● WHAT IS EXPECTED
In how many lines of the records does the word "speed" appear? Reply with the number and nothing else.

Data extracted from a collection:

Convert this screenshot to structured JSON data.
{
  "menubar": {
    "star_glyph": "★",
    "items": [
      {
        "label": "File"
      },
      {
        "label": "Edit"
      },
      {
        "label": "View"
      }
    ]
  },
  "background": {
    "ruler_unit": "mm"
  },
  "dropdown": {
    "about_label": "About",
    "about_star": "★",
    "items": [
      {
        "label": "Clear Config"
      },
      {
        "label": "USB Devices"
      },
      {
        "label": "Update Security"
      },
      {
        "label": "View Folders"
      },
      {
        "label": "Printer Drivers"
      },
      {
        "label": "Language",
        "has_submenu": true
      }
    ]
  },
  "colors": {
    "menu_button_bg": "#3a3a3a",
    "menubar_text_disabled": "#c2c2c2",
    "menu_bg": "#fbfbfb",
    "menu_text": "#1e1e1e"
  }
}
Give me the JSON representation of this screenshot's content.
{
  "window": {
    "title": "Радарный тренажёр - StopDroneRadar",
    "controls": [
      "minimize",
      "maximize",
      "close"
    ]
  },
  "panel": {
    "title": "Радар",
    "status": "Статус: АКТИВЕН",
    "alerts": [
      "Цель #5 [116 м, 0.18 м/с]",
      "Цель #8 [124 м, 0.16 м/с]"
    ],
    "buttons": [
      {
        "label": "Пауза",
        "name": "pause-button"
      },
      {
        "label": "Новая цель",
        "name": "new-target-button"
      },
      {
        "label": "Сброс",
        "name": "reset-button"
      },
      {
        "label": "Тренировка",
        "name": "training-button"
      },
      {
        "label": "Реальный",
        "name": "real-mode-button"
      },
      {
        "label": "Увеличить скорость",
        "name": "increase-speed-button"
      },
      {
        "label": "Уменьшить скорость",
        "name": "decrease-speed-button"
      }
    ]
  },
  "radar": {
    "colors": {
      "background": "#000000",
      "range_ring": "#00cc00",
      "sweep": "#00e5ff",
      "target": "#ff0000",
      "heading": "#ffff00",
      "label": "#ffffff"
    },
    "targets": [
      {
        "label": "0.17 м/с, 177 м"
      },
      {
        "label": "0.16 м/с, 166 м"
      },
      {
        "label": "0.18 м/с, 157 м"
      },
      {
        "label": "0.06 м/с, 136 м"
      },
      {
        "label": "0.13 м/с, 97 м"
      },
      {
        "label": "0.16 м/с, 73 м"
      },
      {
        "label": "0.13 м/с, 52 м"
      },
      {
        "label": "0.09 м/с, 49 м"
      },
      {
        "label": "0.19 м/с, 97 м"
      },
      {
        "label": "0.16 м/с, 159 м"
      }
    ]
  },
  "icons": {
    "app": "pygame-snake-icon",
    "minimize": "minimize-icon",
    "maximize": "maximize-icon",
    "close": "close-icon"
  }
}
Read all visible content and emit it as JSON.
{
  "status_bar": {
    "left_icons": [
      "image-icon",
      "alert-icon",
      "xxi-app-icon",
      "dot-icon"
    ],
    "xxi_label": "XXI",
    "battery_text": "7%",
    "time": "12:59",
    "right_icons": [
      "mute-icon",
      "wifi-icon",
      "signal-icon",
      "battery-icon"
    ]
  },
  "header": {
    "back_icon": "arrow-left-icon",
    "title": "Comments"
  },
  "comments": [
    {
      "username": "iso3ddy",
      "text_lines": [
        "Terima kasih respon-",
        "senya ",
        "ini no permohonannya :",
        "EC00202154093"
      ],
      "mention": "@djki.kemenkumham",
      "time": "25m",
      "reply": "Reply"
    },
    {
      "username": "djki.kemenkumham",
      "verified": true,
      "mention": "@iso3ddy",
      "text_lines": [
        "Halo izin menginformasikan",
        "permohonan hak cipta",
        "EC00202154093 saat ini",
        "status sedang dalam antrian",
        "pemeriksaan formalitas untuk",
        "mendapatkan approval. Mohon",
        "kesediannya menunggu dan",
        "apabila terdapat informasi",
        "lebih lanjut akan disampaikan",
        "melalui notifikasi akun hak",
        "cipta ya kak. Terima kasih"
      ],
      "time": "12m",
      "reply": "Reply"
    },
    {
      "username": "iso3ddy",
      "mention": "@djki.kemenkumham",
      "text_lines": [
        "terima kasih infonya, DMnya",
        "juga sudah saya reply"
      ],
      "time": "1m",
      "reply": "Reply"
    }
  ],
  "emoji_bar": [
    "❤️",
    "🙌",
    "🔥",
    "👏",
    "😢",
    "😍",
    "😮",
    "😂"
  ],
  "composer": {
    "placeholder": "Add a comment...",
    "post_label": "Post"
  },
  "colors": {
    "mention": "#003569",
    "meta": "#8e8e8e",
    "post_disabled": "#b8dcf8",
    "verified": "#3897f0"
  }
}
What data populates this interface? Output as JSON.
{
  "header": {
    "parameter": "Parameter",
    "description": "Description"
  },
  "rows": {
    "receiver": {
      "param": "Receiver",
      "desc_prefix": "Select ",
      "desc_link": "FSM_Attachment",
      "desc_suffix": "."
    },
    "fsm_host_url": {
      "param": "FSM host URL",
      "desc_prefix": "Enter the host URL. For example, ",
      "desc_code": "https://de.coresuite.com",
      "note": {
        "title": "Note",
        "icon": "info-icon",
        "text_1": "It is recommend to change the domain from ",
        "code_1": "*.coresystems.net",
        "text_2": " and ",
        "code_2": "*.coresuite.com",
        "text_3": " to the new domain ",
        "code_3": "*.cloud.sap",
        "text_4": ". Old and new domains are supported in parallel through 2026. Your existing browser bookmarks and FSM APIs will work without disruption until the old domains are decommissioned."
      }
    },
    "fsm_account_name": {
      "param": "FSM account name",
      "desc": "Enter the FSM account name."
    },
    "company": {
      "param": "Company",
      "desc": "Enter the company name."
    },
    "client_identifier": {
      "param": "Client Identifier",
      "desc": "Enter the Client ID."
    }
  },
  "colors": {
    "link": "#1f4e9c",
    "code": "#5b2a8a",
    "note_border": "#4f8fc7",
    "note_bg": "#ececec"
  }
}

● ANSWER BOX
2